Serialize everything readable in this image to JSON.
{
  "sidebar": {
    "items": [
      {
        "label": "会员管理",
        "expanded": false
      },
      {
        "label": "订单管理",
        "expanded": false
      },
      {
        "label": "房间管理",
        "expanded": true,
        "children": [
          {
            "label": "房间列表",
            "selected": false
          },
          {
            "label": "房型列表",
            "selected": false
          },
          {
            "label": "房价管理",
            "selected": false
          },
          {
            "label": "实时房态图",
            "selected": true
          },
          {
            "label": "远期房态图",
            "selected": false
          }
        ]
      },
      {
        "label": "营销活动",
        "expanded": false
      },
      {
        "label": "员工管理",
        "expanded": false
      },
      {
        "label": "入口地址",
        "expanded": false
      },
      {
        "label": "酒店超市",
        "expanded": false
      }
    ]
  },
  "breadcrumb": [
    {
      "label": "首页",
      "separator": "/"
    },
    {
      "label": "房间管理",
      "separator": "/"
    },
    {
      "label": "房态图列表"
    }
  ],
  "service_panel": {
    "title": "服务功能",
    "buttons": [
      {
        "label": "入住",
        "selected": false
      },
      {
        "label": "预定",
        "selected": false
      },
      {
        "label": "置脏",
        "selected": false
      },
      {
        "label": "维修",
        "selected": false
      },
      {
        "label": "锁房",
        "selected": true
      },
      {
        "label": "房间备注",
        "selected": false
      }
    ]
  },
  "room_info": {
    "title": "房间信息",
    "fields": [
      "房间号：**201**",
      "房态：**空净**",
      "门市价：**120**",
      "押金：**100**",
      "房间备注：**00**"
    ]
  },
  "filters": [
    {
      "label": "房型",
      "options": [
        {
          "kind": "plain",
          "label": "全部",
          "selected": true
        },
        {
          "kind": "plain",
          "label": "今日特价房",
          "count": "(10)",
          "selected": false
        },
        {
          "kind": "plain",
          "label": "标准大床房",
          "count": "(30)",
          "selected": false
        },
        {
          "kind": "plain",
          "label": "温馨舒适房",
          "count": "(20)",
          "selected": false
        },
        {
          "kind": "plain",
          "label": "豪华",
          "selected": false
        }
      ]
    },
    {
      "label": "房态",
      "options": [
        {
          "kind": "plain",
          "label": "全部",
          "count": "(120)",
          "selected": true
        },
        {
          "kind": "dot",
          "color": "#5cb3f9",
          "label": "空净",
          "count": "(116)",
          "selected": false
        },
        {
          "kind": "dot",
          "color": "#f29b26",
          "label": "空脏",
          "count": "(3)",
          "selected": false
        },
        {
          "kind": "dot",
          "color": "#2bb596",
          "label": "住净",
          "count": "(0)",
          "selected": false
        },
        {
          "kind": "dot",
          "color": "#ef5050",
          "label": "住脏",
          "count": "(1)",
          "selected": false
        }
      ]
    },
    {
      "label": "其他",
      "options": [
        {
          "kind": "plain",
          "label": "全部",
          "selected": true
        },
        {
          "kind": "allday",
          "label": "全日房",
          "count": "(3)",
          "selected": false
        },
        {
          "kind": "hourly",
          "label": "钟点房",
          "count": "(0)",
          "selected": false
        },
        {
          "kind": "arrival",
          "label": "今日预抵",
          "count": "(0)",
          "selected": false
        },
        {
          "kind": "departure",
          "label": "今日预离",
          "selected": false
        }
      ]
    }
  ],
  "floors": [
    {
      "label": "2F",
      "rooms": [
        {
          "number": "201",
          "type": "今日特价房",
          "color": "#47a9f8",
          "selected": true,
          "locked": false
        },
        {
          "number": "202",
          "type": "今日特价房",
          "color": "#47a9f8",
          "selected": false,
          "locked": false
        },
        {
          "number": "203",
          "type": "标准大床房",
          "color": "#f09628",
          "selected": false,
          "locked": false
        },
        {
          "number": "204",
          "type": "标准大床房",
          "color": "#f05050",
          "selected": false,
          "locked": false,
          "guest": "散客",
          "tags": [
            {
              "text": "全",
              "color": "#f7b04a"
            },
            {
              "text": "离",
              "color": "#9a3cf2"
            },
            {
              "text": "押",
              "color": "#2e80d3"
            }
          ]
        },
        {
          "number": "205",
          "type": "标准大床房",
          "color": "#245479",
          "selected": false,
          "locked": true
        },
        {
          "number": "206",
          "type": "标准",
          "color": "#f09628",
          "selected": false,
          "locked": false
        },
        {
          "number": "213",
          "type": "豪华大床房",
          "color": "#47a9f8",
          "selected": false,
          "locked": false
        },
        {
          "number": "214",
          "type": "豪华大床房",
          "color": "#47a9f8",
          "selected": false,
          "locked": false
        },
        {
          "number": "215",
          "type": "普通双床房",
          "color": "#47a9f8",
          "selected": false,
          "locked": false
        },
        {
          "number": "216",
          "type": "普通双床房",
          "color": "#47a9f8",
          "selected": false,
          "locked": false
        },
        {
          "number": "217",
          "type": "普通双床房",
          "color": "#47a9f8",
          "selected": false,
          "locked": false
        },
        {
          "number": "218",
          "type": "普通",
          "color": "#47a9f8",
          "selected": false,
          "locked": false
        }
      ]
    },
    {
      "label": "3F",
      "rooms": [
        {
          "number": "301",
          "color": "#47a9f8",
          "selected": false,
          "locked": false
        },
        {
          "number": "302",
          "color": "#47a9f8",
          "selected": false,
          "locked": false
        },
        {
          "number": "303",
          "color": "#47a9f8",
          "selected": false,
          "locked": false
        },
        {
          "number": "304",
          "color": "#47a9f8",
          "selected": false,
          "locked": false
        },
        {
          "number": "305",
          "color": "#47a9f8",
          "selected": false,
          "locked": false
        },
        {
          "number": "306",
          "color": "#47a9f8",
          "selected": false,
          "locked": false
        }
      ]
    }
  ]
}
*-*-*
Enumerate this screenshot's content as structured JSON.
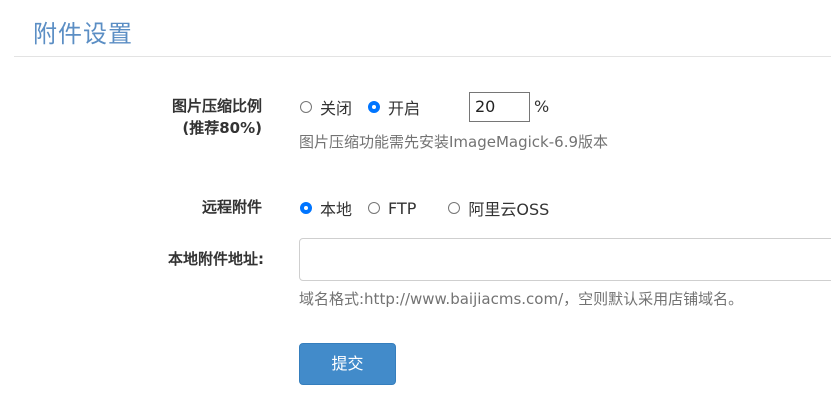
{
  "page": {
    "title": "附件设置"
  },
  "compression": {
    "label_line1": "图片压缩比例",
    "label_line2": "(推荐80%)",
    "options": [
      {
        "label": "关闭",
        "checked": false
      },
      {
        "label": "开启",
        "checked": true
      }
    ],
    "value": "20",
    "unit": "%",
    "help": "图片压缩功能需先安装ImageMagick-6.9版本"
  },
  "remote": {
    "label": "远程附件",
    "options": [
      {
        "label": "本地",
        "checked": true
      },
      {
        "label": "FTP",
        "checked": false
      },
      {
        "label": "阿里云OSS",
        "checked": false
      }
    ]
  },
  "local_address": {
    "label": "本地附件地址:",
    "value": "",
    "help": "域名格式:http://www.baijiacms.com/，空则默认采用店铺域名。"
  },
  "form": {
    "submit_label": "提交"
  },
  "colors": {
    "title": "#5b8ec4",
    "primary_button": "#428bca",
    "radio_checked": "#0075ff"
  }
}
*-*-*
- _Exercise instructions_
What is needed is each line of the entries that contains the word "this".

- _Answer to the exercise_
Serialize everything readable in this image to JSON.
Enumerate this screenshot's content as structured JSON.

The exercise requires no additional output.